Auction Date: 1/03/2016 at 10:30 am
Crime and Punishment Dr Crippen’s prescription ledgers consisting of two tall folio ledgers both bearing red leather labels with the gilt legend ‘The preparations log books of Munyon Remedies London, removed by warrant reviewed in the murder trial of Dr H H Crippen found guilty and duly hanged Nov 23 1910’. Each ledger carries considerable ms prescriptions and many pages are blind embossed stamped with the logo of the Home Office, as well as numerous official rubber stamps, one reading ‘Restricted, Crippen H H DPP Pending’. Other rubber stamps record ‘Dr Wynter Blyt, Home Office’ and ‘Medico-Legal Filed DPP’. Each ledger has an alphabetical index with considerable number of patients listed.
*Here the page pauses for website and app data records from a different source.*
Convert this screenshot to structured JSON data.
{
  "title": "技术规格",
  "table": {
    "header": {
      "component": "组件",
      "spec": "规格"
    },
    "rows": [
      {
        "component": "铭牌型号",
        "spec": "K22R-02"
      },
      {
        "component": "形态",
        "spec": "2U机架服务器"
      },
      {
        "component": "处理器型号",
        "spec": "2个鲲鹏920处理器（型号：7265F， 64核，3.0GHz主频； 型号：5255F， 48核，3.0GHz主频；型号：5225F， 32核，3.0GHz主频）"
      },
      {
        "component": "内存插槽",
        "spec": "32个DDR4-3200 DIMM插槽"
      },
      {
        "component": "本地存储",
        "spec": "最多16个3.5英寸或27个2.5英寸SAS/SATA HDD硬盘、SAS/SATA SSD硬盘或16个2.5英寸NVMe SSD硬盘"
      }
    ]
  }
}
The ledgers cover the period 1893 to 1896. Both bear on the spine gilt labels reading: ‘Reviewed by Dr A Winter Blyt Home Office 1910’ H H Crippen Albion House Evidence 1910’ and ‘Wm Long Esq Collection, London’. As far as we can ascertain the reference to William Long would seem to be the same as the Dental Mechanic in the employ of Crippen who gave evidence at the trial. The inside covers both front and back of the ledgers bear a number of ephemeral items including two portrait photographs, both unidentified but one may be of Munyon, some press cuttings relating to the Crippen Case, some adverts taken from journals, a solicitor letter relating to chasing a debt (presumably this relates either to Munyon or Crippen), some American trade cards and a ms list of poisons. Crippen, one of the most notorious murderers of the 20th c mainly because he was the first to be apprehended through the use of transatlantic radio, had worked for James Monroe Munyon, who made a fortune out of selling his so-called homeopathic remedies. He opened offices in London and Liverpool and advertised his remedies heavily – though subsequent analysis proved they were worthless, being mainly sugar, alcohol and a few other harmless ingredients. Crippen became the London Office’s first Manager, impressing Munyon with his work ethic and ability to improve sales. He was however sacked in 1899 for spending too much time trying to manage his wife’s stage career. He met Ethel Le Neve in 1903 and the rest as they say, is history... It is rare to say the least that primary source evidence from such a spectacular and infamous trial should come on the market.